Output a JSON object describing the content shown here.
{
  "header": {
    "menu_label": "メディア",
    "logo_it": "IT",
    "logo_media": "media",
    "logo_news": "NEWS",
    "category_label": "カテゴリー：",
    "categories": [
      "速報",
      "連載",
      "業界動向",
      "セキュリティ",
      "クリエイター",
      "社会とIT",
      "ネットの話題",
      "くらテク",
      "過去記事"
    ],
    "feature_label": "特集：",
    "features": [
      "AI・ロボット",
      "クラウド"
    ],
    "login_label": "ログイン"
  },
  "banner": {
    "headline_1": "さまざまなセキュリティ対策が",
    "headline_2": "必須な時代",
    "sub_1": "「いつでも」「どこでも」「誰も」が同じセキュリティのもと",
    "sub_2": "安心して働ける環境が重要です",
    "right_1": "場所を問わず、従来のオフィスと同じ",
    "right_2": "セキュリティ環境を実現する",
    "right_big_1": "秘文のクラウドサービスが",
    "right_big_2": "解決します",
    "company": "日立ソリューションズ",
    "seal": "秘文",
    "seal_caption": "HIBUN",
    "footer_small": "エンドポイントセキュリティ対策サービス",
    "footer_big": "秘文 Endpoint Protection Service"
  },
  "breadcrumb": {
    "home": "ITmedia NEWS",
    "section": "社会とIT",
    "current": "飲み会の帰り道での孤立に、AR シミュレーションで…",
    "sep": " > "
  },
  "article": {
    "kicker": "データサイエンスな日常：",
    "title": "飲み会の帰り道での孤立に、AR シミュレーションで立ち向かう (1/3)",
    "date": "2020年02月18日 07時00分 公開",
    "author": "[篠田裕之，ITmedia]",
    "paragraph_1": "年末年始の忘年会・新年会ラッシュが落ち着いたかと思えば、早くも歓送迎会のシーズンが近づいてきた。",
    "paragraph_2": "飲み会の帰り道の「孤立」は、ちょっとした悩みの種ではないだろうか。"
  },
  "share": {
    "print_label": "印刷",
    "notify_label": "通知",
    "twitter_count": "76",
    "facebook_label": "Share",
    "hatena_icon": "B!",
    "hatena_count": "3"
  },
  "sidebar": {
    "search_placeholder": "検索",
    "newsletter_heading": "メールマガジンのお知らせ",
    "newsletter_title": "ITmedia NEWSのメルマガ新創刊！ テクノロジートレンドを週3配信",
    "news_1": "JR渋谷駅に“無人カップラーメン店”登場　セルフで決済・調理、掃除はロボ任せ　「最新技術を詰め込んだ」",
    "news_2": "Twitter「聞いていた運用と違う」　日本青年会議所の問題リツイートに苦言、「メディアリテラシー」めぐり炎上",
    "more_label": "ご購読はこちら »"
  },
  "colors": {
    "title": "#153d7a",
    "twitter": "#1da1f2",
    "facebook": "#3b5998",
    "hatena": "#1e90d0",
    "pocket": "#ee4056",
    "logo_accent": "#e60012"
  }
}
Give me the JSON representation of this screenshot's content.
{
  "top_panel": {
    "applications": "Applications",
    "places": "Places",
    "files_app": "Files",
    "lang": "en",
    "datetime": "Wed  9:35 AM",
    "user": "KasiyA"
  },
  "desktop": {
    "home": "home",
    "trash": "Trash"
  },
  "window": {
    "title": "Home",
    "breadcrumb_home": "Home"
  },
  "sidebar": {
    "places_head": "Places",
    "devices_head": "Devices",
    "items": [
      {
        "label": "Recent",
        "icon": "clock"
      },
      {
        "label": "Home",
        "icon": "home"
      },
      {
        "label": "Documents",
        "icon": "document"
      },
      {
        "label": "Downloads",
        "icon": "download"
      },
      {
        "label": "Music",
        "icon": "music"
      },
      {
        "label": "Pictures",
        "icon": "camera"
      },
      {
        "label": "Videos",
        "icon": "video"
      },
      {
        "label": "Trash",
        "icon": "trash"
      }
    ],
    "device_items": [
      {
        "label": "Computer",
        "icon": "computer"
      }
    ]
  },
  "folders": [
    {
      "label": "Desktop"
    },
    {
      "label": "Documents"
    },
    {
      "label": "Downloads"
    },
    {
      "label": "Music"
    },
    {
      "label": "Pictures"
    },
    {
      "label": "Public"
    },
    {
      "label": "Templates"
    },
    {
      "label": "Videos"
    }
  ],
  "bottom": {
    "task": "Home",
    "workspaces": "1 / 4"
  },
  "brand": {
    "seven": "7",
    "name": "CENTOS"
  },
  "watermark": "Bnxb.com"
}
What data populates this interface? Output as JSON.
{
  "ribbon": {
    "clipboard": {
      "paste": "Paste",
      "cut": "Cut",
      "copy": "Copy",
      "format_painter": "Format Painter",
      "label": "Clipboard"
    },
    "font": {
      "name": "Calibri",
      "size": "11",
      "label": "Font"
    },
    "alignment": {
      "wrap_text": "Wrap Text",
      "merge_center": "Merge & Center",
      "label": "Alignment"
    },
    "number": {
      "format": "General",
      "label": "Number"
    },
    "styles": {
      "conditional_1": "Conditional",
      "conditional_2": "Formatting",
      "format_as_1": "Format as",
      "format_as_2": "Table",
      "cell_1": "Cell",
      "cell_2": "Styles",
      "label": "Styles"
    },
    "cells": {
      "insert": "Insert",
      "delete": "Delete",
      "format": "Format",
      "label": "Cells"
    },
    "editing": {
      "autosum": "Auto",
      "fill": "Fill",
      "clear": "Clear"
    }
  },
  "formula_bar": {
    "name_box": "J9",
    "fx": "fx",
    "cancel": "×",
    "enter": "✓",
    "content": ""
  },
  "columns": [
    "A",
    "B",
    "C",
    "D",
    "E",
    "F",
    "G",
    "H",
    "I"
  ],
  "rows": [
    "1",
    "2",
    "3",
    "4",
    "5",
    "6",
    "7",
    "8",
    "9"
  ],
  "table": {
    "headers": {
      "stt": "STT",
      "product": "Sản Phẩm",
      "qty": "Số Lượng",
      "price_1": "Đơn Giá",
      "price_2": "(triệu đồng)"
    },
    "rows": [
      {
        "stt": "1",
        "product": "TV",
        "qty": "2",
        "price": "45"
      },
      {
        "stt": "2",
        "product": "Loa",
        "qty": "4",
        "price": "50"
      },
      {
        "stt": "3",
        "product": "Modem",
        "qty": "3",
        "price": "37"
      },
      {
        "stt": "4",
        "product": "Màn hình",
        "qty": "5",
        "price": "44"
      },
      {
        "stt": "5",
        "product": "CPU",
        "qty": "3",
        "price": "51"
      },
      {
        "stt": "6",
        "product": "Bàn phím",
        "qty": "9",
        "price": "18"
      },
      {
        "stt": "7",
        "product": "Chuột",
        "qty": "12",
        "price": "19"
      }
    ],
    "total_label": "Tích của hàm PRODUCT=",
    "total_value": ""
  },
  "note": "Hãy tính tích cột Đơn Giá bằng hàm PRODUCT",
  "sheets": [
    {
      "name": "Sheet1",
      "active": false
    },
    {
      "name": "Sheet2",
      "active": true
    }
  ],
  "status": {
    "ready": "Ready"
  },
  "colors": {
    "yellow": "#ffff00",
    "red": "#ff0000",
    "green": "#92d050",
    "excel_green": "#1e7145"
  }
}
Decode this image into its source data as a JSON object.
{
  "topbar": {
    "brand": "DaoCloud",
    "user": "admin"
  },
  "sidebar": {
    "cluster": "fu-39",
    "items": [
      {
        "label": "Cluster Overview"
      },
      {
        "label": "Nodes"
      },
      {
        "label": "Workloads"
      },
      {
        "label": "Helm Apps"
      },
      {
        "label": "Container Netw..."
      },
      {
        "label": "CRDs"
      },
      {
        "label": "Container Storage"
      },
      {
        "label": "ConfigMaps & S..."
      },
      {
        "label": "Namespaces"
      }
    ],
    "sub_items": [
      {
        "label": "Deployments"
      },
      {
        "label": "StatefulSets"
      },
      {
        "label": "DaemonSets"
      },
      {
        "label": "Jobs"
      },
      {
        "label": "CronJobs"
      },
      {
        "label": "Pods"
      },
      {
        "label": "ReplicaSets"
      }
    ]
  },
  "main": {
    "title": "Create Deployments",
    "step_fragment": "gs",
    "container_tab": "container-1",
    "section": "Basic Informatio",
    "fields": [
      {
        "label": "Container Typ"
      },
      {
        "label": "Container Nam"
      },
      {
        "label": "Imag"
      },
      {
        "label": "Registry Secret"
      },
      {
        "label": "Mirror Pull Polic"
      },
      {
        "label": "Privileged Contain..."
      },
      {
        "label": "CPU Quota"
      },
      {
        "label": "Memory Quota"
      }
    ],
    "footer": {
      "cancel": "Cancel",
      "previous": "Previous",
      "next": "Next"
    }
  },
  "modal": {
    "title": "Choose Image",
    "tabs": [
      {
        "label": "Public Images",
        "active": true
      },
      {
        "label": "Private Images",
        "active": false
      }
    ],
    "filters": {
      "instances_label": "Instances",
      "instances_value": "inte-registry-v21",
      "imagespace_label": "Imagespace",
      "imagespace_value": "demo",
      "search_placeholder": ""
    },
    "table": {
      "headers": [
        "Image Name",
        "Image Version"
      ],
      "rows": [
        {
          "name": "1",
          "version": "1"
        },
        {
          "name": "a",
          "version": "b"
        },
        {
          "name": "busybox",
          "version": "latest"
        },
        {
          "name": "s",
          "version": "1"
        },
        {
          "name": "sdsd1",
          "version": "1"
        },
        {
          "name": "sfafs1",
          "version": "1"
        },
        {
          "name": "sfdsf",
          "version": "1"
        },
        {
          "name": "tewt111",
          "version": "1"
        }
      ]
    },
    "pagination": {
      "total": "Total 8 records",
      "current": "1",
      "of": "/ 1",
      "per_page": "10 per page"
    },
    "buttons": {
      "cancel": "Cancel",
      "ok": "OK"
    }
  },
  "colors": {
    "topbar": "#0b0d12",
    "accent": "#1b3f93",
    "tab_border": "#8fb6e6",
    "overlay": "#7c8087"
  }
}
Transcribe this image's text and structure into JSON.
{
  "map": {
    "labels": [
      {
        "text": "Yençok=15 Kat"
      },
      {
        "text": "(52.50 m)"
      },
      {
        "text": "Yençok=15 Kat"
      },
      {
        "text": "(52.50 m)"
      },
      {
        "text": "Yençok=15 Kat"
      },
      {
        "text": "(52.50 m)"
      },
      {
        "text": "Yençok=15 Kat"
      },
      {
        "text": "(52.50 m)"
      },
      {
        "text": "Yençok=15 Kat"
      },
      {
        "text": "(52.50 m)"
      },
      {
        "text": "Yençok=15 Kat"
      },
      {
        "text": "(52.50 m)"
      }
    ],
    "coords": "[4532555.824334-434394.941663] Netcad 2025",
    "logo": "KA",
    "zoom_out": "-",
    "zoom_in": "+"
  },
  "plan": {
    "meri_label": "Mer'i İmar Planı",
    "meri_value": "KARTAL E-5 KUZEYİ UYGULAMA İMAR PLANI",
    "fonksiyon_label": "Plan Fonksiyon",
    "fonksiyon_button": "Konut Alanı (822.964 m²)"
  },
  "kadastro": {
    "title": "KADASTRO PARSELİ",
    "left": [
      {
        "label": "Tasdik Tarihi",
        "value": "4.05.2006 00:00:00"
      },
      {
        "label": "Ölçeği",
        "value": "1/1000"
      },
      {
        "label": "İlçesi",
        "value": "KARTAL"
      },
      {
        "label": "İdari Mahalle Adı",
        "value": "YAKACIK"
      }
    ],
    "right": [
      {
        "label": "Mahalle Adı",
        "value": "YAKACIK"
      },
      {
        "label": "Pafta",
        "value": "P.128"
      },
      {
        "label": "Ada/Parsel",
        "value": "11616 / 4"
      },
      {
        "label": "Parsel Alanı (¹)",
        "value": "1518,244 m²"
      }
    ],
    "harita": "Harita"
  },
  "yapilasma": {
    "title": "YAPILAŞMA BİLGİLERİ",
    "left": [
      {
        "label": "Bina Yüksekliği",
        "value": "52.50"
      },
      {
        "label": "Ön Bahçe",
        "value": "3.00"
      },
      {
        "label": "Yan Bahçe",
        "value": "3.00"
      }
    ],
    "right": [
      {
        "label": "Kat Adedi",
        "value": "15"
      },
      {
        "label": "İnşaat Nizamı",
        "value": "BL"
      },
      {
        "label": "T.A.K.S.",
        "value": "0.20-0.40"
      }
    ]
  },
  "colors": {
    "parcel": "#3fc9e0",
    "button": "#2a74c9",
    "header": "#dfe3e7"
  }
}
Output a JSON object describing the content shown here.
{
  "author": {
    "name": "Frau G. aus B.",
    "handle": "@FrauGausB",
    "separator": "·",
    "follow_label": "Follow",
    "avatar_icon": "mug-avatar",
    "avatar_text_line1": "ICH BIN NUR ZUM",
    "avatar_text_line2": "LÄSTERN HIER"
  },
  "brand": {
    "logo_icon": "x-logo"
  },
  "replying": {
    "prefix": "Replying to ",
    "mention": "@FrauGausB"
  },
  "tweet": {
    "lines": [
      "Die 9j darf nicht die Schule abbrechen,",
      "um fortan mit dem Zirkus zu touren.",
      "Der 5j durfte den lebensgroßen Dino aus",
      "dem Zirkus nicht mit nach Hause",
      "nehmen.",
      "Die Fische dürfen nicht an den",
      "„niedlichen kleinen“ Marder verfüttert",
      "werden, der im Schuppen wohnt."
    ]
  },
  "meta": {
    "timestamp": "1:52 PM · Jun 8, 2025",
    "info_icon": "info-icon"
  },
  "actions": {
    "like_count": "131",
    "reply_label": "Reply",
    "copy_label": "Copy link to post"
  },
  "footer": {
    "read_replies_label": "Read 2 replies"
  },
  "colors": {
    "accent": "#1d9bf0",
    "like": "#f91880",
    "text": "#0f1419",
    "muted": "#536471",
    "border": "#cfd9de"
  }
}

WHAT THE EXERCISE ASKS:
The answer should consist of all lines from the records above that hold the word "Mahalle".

FINISHED EXERCISE:
        "label": "İdari Mahalle Adı",
        "label": "Mahalle Adı",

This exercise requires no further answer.